Common Name: Chinese trumpet creeper 
Type: Vine
Family: Bignoniaceae
Native Range: China
Zone: 6 to 9
Height: 20.00 to 30.00 feet
Spread: 6.00 to 9.00 feet
Bloom Time: June to August
Bloom Description: Orange-red with yellow throat
Sun: Full sun to part shade
Water: Medium
Maintenance: Medium
Suggested Use: Ground Cover, Naturalize
Flower: Showy
Attracts: Hummingbirds
Fruit: Showy


Easily grown in average, medium moisture, well-drained soils in full sun to part shade. Best in full sun. Established plants have some drought tolerance. Plants will grow in somewhat shady conditions, but need good sun for best flowering. Prune as needed to keep foliage growth within intended boundaries. Winter hardy to USDA Zone 6. Plants grown in the St. Louis area should be sited in protected locations with good winter root mulches in order to promote winter survival. Foliage begins to suffer significant damage and stem dieback begins to occur as soon as temperatures dip below 15 degrees F. Propagate by softwood cuttings. Blooms appear on new growth, so early spring pruning will not affect the flowering.

Noteworthy Characteristics

Campsis grandiflora, commonly known as Chinese trumpet creeper, is a deciduous woody vine that is native to eastern and southeastern China. It has been widely cultivated in Taiwan, Korea and Japan. It typically matures to 20-30’ tall and features attractive, coarsely toothed, pinnate, medium to dark green leaves (to 12” long). Each leaf contains 7-9 leaflets (to 5” long). This vine sometimes climbs by adhesive aerial rootlets (often rather sparse) which adhere to flat surfaces such as the side of a house or garage. Although Chinese trumpet creeper is a vigorous vine, it is not as aggressive as the native American trumpet creeper vine, Campsis radicans, which typically spreads almost weed-like in the landscape by root suckering. Loose, open panicles of trumpet-shaped orange to red flowers (each to 3” long) with yellow throats bloom on new growth in early June, with sporadic repeat bloom continuing throughout the summer. Flowers are very attractive to hummingbirds. Flowers are followed by long, bean-like seed pods (3-5” long) which split open when ripe releasing numerous 2-winged seeds for disbursal by the wind.

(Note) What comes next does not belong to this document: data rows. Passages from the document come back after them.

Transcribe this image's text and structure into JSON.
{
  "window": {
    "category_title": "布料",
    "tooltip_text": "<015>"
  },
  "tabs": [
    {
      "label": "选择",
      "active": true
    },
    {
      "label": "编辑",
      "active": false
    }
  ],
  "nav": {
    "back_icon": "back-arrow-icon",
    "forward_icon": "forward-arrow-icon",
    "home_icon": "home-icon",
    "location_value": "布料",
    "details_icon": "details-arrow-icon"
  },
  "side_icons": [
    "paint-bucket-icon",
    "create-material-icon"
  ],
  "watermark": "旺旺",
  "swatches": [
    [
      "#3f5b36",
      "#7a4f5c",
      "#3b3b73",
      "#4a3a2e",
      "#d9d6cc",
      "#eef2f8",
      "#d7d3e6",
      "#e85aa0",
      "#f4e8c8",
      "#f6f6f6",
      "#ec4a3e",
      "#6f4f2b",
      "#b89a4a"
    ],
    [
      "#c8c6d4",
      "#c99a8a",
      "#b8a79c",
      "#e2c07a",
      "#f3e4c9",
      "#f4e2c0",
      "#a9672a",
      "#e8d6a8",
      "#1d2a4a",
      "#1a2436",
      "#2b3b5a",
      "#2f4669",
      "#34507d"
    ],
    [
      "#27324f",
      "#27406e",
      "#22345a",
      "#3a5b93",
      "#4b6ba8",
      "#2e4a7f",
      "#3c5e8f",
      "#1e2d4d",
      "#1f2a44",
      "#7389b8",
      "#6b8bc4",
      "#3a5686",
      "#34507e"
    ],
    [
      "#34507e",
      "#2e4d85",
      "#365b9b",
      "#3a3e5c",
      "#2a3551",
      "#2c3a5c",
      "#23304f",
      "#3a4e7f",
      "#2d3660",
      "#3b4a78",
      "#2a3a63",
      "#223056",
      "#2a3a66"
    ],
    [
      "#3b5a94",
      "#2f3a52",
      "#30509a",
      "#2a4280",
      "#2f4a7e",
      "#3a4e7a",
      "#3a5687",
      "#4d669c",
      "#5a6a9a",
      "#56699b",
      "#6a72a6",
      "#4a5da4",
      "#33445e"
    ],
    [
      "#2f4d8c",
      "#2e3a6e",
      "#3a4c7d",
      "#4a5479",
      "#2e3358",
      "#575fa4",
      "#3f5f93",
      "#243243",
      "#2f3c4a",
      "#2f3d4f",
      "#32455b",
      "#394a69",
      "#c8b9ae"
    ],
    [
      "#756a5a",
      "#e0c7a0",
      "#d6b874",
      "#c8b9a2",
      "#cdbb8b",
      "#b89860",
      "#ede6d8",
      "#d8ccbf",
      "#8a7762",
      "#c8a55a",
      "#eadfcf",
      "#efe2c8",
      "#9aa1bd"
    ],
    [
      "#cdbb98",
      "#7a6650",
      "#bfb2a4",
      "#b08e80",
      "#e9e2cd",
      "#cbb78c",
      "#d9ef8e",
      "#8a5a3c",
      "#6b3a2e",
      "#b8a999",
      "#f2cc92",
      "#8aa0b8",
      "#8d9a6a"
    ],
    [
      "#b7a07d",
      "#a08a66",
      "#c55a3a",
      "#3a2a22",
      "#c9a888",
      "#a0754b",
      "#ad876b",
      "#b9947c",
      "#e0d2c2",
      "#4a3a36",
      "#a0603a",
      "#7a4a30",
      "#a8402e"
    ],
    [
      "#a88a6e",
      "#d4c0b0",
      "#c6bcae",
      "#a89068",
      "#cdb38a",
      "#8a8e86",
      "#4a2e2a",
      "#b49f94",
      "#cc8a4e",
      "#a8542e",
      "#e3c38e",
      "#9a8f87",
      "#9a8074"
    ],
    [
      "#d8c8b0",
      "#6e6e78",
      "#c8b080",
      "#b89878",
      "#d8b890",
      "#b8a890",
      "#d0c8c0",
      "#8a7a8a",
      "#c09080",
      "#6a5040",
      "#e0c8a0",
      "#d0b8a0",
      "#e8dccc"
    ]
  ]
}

Flowers are attractive to hummingbirds.

Genus name comes from the Greek word kampe meaning bent in reference to the bent stamens on plant flowers.

Specific epithet comes from the Latin words grandis meaning large and floreo meaning to bloom in obvious reference to flower size.


No serious insect or disease problems. Watch for powdery mildew, leaf blight and leaf spot. Plants can spread somewhat aggressively, particularly in rich, fertile soils, by suckering from underground runners.


A rapid-growing vine that provides excellent cover for fences, walls, arbors or large trellises. May also be grown along the ground to cover eyesores such as tree stumps or rock piles. Naturalized areas. Hummingbird gardens.